Today, drive an hour along the Red River to Ha Noi’s neighboring countryside through immense rice fields and fruit farms. Visit the village that birthed Vietnamese incense upon arrival. This village’s incense, made from over 30 herbs with skills passed down from generation to generation, is known for its pure, light scent. A guided stroll through the hamlet with older residents will take you to various family-run workshops to see the entire incense-making process and hear about the glory days of this traditional craft. Help the host make incense.

Take another short drive to a rural community behind endless rice fields and duck farms. The locals’ 200-year-old fish-pot crafting heritage includes bamboo weaving. Walk around the village to see the typical Northern countryside architecture: dark brown tiled roofs, three-room houses with elders sitting in front weaving fish-pots and chatting. Visit a local artisan who rode his bike across Vietnam to proudly promote his village’s unique traditional craft. Create your own fish pot with his help and give it as a present.

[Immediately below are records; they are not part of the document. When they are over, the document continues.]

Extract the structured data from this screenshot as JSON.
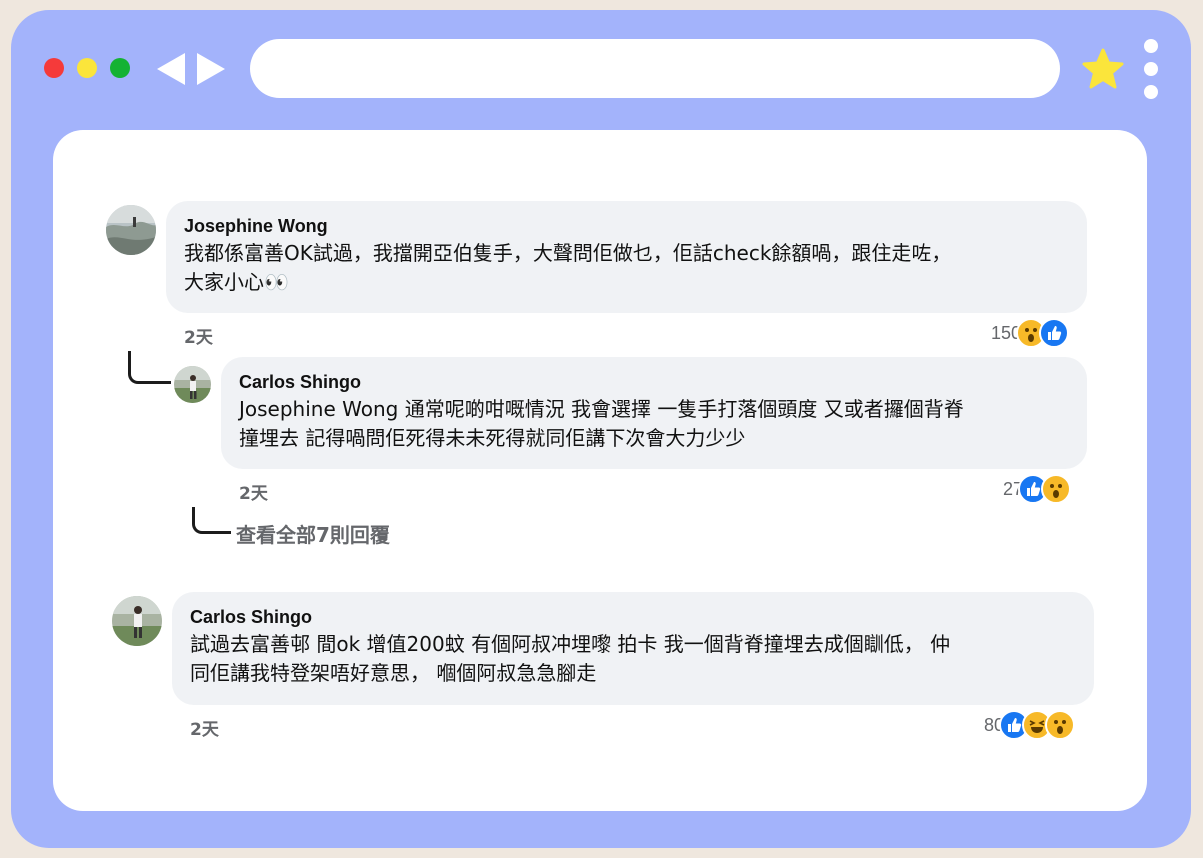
{
  "browser": {
    "back_icon": "back-arrow-icon",
    "forward_icon": "forward-arrow-icon",
    "url_value": "",
    "star_icon": "star-icon",
    "menu_icon": "kebab-menu-icon"
  },
  "colors": {
    "frame": "#a3b3fb",
    "page_bg": "#efe7de",
    "bubble": "#f0f2f5",
    "like_blue": "#1877f2",
    "wow_yellow": "#f7b928"
  },
  "comments": [
    {
      "author": "Josephine Wong",
      "line1": "我都係富善OK試過，我擋開亞伯隻手，大聲問佢做乜，佢話check餘額喎，跟住走咗，",
      "line2": "大家小心👀",
      "time": "2天",
      "reaction_count": "150",
      "reactions": [
        "wow",
        "like"
      ]
    },
    {
      "author": "Carlos Shingo",
      "line1": "Josephine Wong 通常呢啲咁嘅情況 我會選擇 一隻手打落個頭度 又或者攞個背脊",
      "line2": "撞埋去 記得喎問佢死得未未死得就同佢講下次會大力少少",
      "time": "2天",
      "reaction_count": "27",
      "reactions": [
        "like",
        "wow"
      ]
    },
    {
      "author": "Carlos Shingo",
      "line1": "試過去富善邨 間ok 增值200蚊 有個阿叔冲埋嚟 拍卡 我一個背脊撞埋去成個瞓低， 仲",
      "line2": "同佢講我特登架唔好意思， 嗰個阿叔急急腳走",
      "time": "2天",
      "reaction_count": "80",
      "reactions": [
        "like",
        "haha",
        "wow"
      ]
    }
  ],
  "view_more_replies": "查看全部7則回覆"
}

Notes:

  • Availability: Morning
  • Suggested time: 08:00
  • Duration: 6 hours

*Optional to add Nha Xa silk village
*Incense making at Thon Cao, Hung Yen. Fish-pot making village at Thu Sy, Hung Yen.
*Possible to have lunch at Hung Yen